With an eye toward OnGo commercialization in the fourth quarter, the CBRS Alliance is marking some key milestones as it celebrates its two-year anniversary.
The organization has already established the OnGo brand and developed the OnGo Certification Program, and it more recently announced the establishment of its Deployment and Operations (D&O) Working Group (WG).
This working group, the fifth for the alliance, will be focused on identifying, defining and implementing end-to-end deployment models and operational best practices for OnGo connectivity, including the interconnections between networks, network operators and roaming hubs.
The D&O Working Group is chaired by Piyush Raj, director of Technology Innovation at American Tower, and Boingo Wireless Chief Technology Officer Derek Peterson.
“This incredible momentum we’ve achieved in a short two-year timespan is thanks to the energy and dedication of the working groups and member companies within the CBRS Alliance,” said Dave Wright, president of the CBRS Alliance, in a press release. “Today’s establishment of the D&O WG and achievement of our 100-member milestone are both evidence of continued progress toward the commercialization of OnGo.”
Wright told Fierce back in May that the organization was growing at a good clip; at that time, it was at around 89 members, up from the six founding members with which it started.
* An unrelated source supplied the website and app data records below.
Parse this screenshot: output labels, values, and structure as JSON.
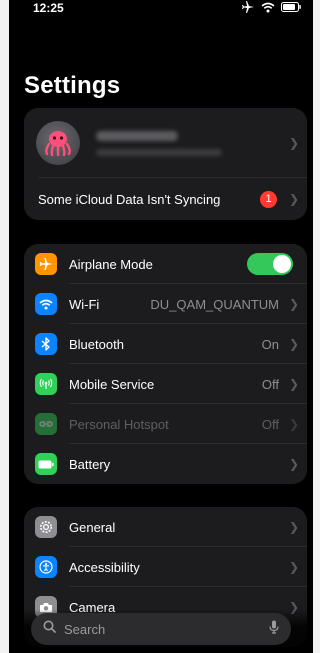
{
  "status_bar": {
    "time": "12:25",
    "icons": [
      "airplane-icon",
      "wifi-icon",
      "battery-icon"
    ]
  },
  "page": {
    "title": "Settings"
  },
  "profile": {
    "sync_warning": "Some iCloud Data Isn't Syncing",
    "badge_count": "1"
  },
  "connectivity": [
    {
      "label": "Airplane Mode",
      "icon": "airplane-icon",
      "color": "#ff9500",
      "toggle_on": true
    },
    {
      "label": "Wi-Fi",
      "value": "DU_QAM_QUANTUM",
      "icon": "wifi-icon",
      "color": "#0a84ff"
    },
    {
      "label": "Bluetooth",
      "value": "On",
      "icon": "bluetooth-icon",
      "color": "#0a84ff"
    },
    {
      "label": "Mobile Service",
      "value": "Off",
      "icon": "antenna-icon",
      "color": "#30d158"
    },
    {
      "label": "Personal Hotspot",
      "value": "Off",
      "icon": "hotspot-icon",
      "color": "#30d158",
      "disabled": true
    },
    {
      "label": "Battery",
      "icon": "battery-icon",
      "color": "#30d158"
    }
  ],
  "general": [
    {
      "label": "General",
      "icon": "gear-icon",
      "color": "#8e8e93"
    },
    {
      "label": "Accessibility",
      "icon": "accessibility-icon",
      "color": "#0a84ff"
    },
    {
      "label": "Camera",
      "icon": "camera-icon",
      "color": "#8e8e93"
    }
  ],
  "search": {
    "placeholder": "Search"
  },
  "colors": {
    "background": "#000000",
    "group": "#1c1c1e",
    "toggle_on": "#34c759",
    "badge": "#ff3b30"
  }
}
Membership has broadened beyond the usual wireless industry suspects as well, and the ecosystem has expanded to include healthcare, hospitality, commercial property management and other sectors.
CBRS Alliance representatives visited the FCC on Aug. 21 to provide an update on the alliance’s activities and to discuss the public notice for first-wave Spectrum Access System (SAS) administrator applicants to submit proposals for initial commercial deployments. They talked about the CBRS Alliance’s Authorized Test Labs (ATL), the number of devices that have been submitted for certification and an interoperability event to be hosted by CableLabs later this month in Louisville, Colorado.
According to the FCC filing (PDF), 12 devices have been submitted for OnGo certification; three devices have successfully completed OnGo ATL testing and are awaiting further review.
The CBRS industry representatives also expressed concern (PDF) about applications for very high-power weather radars operating in the 3500-3550 MHz band on a secondary basis and their impact on the Environmental Sensing Capability (ESC) sensors that are necessary for proper functioning of CBRS services operating on a primary basis.
The Wireless Innovation Forum (WInnForum), which has worked hand-in-hand with the CBRS Alliance, previously (PDF) told the commission an interference protection regime needs to be in place to address the growing presence of commercial weather radars used by local news broadcasters.
They were concerned the high-power radar systems would cause problems for the ESC networks designed to detect the presence of military radar and cause CBRS operations to get shut down or lead to false positive detections.
Even though the FCC has been reviewing the rules for CBRS, the industry expects the General Authorized Access (GAA) portion of the band can be used this year if all continues to go as planned.